After all, if you can easily remember the look of the film, you are more likely to remember what it was saying. 

But through Riley’s disorienting sound mixing, we also remember how the film says its ideas. Riley hired white actors to dub Lakeith Stanfield, Tessa Thompson, Omari Hardwick, and Danny Glover’s voices to emphasize the absurdity of linguistic racism in the workforce and the unnaturalness of the “white voices” adopted by the Black characters who want to advance their careers. In film, the sounds emphasized in the mix can modulate the mood, and when Patton Oswalt’s voice plays over a shot of Hardwick speaking, we may initially chuckle, but a creepiness and strangeness sets in. In the film’s alternate reality, however, this white voice is plausible. Just like its cinematography, the audio of ‘Sorry to Bother You invites us to laugh at its absurdity before normalizing its world’s more shocking features, leaving us to sit in discomfort. 

Sorry to Bother Youwas one of the first films created in the vein of this newer, blunter kind of satire. Two years later, “Promising Young Woman” (2018) (another personal favorite) would develop into a candy-coated #Me-Too era vengeance film that incorporates traditionally feminine aesthetics, clothing, and pop songs to accentuate the lack of female perspective in prior rape-revenge movies. Against pastel scenery, the film’s biting dialogue and dark subject matter have a larger capacity to shock and captivate the viewer. Most recently, “Don’t Look Up” (2021) used a script teeming with situational irony and an all-star cast to draw attention to the very-urgent issue of climate change. Both films are a part of this new wave of satirical filmmaking that, in a world with constant distractions, feel the need to opt for the blunt over the subliminal. 

Notably, “Sorry to Bother You,”Promising Young Woman,” andDon’t Look Up” all attracted extreme controversy upon release.
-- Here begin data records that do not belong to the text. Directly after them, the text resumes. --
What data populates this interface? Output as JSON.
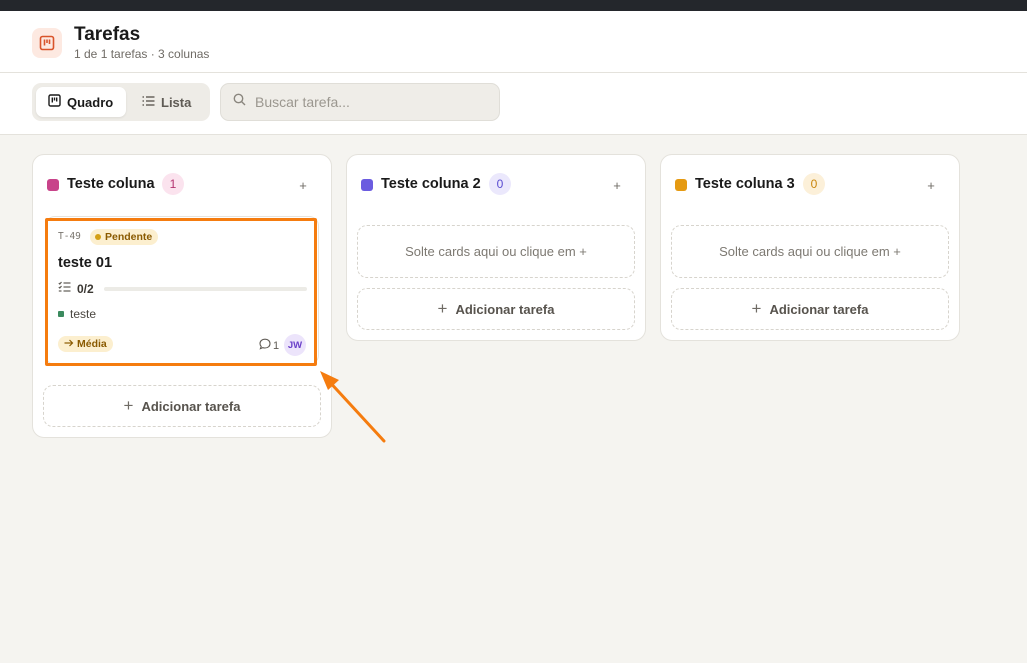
{
  "header": {
    "title": "Tarefas",
    "subtitle": "1 de 1 tarefas · 3 colunas",
    "app_icon": "kanban-board-icon"
  },
  "view_toggle": {
    "board_label": "Quadro",
    "board_icon": "board-icon",
    "list_label": "Lista",
    "list_icon": "list-icon",
    "selected": "Quadro"
  },
  "search": {
    "placeholder": "Buscar tarefa...",
    "value": ""
  },
  "columns": [
    {
      "title": "Teste coluna",
      "count": "1",
      "color": "#c8438a",
      "count_bg": "#fbe3ee",
      "count_color": "#b3336f",
      "add_label": "+",
      "add_task_label": "Adicionar tarefa",
      "cards": [
        {
          "id": "T-49",
          "status": "Pendente",
          "title": "teste 01",
          "checklist": "0/2",
          "checklist_progress": 0,
          "tag": "teste",
          "priority": "Média",
          "comments": "1",
          "assignee_initials": "JW"
        }
      ]
    },
    {
      "title": "Teste coluna 2",
      "count": "0",
      "color": "#6b5ce0",
      "count_bg": "#ebe8fc",
      "count_color": "#5a4cd1",
      "add_label": "+",
      "dropzone_text": "Solte cards aqui ou clique em +",
      "add_task_label": "Adicionar tarefa"
    },
    {
      "title": "Teste coluna 3",
      "count": "0",
      "color": "#e59a12",
      "count_bg": "#fcf0d9",
      "count_color": "#c9860d",
      "add_label": "+",
      "dropzone_text": "Solte cards aqui ou clique em +",
      "add_task_label": "Adicionar tarefa"
    }
  ],
  "annotation": {
    "highlight_color": "#f57c0f"
  }
}
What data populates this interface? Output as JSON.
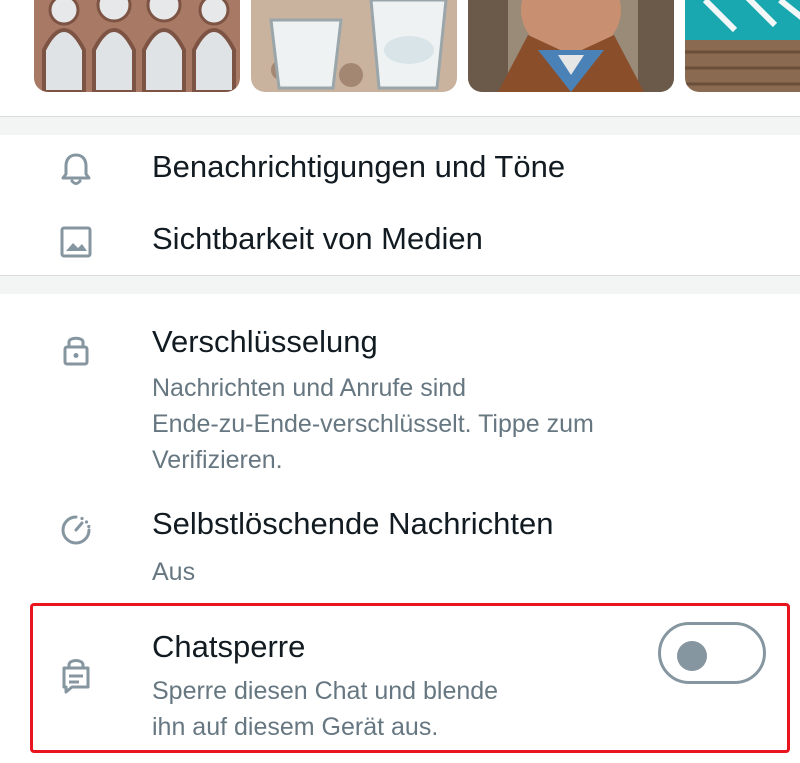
{
  "media": {
    "thumbnails": [
      {
        "icon": "rose-window-photo"
      },
      {
        "icon": "glasses-photo"
      },
      {
        "icon": "person-photo"
      },
      {
        "icon": "graffiti-wall-photo"
      }
    ]
  },
  "settings": {
    "notifications": {
      "title": "Benachrichtigungen und Töne",
      "icon": "bell-icon"
    },
    "media_visibility": {
      "title": "Sichtbarkeit von Medien",
      "icon": "image-icon"
    },
    "encryption": {
      "title": "Verschlüsselung",
      "subtitle_lines": [
        "Nachrichten und Anrufe sind",
        "Ende-zu-Ende-verschlüsselt. Tippe zum",
        "Verifizieren."
      ],
      "icon": "lock-icon"
    },
    "disappearing": {
      "title": "Selbstlöschende Nachrichten",
      "value": "Aus",
      "icon": "timer-icon"
    },
    "chat_lock": {
      "title": "Chatsperre",
      "subtitle_lines": [
        "Sperre diesen Chat und blende",
        "ihn auf diesem Gerät aus."
      ],
      "icon": "chat-lock-icon",
      "enabled": false
    }
  },
  "colors": {
    "highlight": "#e8141e",
    "icon": "#8696a0",
    "subtitle": "#667781",
    "text": "#111b21"
  }
}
Like most movements within a genre, there are traditionalists who would rather preserve subtlety. But the New Social Satire responds to urgent, currently occurring problems. It has no time to hide messages behind symbols and cryptic dialogue. 

So why watch “Sorry to Bother You”? A modern satire through and through, the film argues with artistic indelicacy indicative of a shift in genre. The cinematography and comedy make the film stand out and are reasons to watch it in and of themselves. If you’re interested in how filmmakers have become accustomed to crafting arguments in a world consumed by the elements they criticize, that’s another good reason to watch Riley’s ultramodern social allegory. But you should really watch to immerse yourself in the commentary and be outraged about the truths Riley presents regarding systemic racism in America. The best films disturb and move us, and no genre is as directly unnerving and revealing as modern social satire. 

Let the film bother you. You’ll quickly realize that this satire refuses to let you send its message straight to voicemail.